In May 2020, Fb settled a lawsuit and said it would fork out $52 million to articles moderators who alleged they had made psychological health concerns, like PTSD, whilst on the job, and make much more psychological wellness resources obtainable, like every month group therapy sessions and weekly a person-on-a person coaching periods.
6 months later on, in excess of 200 material moderators, which includes Sklar, alleged in a letter to executives at Facebook, Accenture and CPL, one more contractor, that the corporation experienced “forced” them back again into the office for the duration of the pandemic.

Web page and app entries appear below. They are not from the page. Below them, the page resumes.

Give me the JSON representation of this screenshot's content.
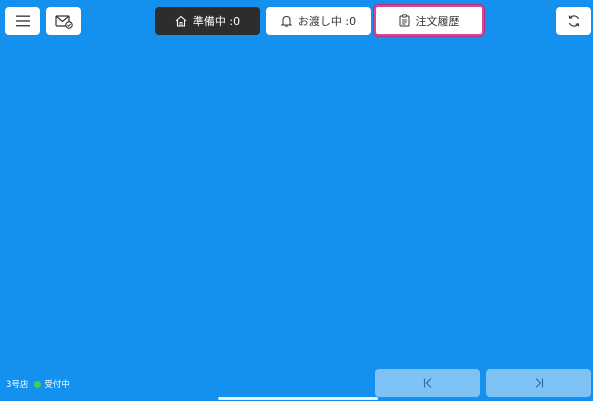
{
  "header": {
    "menu_icon": "hamburger-menu-icon",
    "mail_icon": "mail-check-icon",
    "refresh_icon": "refresh-icon",
    "tabs": [
      {
        "label": "準備中 :0",
        "icon": "home-icon"
      },
      {
        "label": "お渡し中 :0",
        "icon": "bell-icon"
      },
      {
        "label": "注文履歴",
        "icon": "clipboard-icon"
      }
    ]
  },
  "footer": {
    "store_name": "3号店",
    "status_text": "受付中",
    "first_page_icon": "first-page-icon",
    "last_page_icon": "last-page-icon"
  },
  "colors": {
    "background": "#1490ee",
    "active_tab_border": "#d8449c",
    "status_dot": "#3fd24a",
    "nav_button": "#7fc2f5"
  }
}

“Before the pandemic, written content moderation was simply Facebook’s most brutal career. We waded through violence and baby abuse for hrs on close. Moderators functioning on baby abuse content material experienced targets enhanced all through the pandemic, with no supplemental guidance,” the moderators wrote in the letter. “Now, on leading of operate that is psychologically toxic, holding onto the work signifies going for walks into a sizzling zone.”
At the time, Facebook advised NPR it “exceeded wellness steerage on maintaining services safe and sound for any in-workplace work” and prioritized the health and safety of its moderators. Accenture explained it was little by little inviting workers again into its business but “only in which there is important want to do so and only when we are comfy that we have set the suitable protection actions in location, subsequent nearby ordinances.” CPL explained to NPR that the workers’ roles were being “deemed essential” and “due to the character of the do the job, it simply cannot be carried out from house.”

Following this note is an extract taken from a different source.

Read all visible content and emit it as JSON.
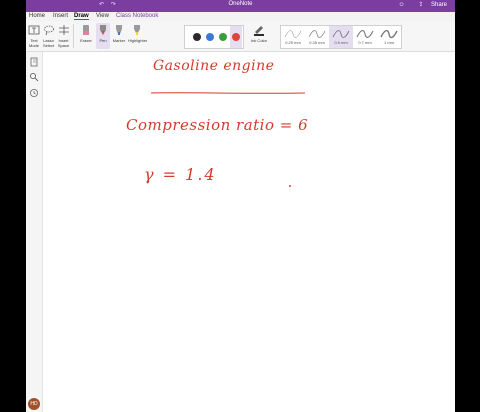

But Cori Crider, co-founder of Foxglove, the corporation devoted to supporting social media articles moderators that printed the letter, explained Fb could have accomplished additional.
“Facebook could absolutely afford to pay for to employ the service of these folks specifically and deal with these persons greater,” Crider said. “You can not have a wholesome community sq. if the individuals you depend on to protect it are doing the job in digital sweatshops.”